Records to use:
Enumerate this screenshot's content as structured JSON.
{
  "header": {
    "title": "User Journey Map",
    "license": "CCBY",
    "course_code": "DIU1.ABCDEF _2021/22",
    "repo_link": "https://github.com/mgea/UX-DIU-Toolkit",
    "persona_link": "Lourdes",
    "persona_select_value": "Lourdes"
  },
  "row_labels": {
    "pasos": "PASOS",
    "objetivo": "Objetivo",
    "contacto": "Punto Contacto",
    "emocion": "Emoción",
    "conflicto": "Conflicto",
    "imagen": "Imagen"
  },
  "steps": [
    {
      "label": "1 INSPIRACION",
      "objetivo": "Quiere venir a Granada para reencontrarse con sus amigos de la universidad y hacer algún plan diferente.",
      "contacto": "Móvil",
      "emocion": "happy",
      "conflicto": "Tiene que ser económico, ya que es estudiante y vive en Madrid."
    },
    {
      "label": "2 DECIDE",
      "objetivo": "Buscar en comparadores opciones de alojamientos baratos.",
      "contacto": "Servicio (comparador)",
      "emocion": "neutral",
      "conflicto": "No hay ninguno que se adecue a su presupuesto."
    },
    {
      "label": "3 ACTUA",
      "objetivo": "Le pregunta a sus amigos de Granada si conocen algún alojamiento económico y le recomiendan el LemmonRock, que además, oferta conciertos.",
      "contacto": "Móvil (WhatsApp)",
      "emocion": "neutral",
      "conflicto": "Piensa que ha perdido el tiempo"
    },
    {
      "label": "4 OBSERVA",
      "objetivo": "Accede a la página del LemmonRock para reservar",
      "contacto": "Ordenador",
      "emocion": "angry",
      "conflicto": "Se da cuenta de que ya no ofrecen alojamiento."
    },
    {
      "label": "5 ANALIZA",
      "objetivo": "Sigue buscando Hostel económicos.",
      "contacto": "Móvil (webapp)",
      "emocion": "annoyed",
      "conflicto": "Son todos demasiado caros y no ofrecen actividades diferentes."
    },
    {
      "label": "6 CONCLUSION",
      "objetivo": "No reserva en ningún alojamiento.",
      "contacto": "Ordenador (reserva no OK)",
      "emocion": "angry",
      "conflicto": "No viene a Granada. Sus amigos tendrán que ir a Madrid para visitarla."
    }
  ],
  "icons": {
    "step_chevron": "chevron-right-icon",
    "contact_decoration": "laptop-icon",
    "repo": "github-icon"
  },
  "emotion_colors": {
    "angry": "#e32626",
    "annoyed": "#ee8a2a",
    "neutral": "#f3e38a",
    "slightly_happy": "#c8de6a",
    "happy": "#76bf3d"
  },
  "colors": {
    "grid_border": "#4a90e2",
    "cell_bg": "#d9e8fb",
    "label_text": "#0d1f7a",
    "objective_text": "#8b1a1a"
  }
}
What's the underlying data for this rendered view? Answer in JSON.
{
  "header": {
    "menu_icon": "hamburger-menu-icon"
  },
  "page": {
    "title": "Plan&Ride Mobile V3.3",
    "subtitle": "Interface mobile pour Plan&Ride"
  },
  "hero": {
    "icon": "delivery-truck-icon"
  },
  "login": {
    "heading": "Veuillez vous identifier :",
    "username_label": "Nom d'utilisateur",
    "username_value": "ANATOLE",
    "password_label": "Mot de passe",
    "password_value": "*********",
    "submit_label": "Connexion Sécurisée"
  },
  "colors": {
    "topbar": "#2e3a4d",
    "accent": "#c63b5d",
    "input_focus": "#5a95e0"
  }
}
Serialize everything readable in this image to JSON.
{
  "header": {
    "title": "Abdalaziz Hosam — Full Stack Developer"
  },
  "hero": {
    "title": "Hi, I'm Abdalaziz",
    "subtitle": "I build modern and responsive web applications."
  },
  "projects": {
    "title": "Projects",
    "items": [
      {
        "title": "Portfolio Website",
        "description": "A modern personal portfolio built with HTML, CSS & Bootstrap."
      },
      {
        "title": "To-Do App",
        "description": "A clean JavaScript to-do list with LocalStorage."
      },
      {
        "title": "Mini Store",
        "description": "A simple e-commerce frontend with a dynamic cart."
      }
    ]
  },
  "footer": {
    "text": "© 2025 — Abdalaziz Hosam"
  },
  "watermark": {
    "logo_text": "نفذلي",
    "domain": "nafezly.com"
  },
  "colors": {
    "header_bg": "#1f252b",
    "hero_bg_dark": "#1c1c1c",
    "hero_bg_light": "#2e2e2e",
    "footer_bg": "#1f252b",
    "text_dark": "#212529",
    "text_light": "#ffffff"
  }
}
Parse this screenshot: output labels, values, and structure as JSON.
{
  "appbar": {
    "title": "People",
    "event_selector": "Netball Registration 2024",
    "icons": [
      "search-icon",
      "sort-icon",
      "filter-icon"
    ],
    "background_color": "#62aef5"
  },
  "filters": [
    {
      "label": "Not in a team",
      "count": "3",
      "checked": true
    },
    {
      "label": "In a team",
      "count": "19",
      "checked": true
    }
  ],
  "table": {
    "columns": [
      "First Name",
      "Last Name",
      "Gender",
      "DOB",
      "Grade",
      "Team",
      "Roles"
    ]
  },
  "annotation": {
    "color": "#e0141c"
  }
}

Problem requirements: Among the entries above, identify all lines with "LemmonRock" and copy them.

Answer for this exercise:
      "objetivo": "Le pregunta a sus amigos de Granada si conocen algún alojamiento económico y le recomiendan el LemmonRock, que además, oferta conciertos.",
      "objetivo": "Accede a la página del LemmonRock para reservar",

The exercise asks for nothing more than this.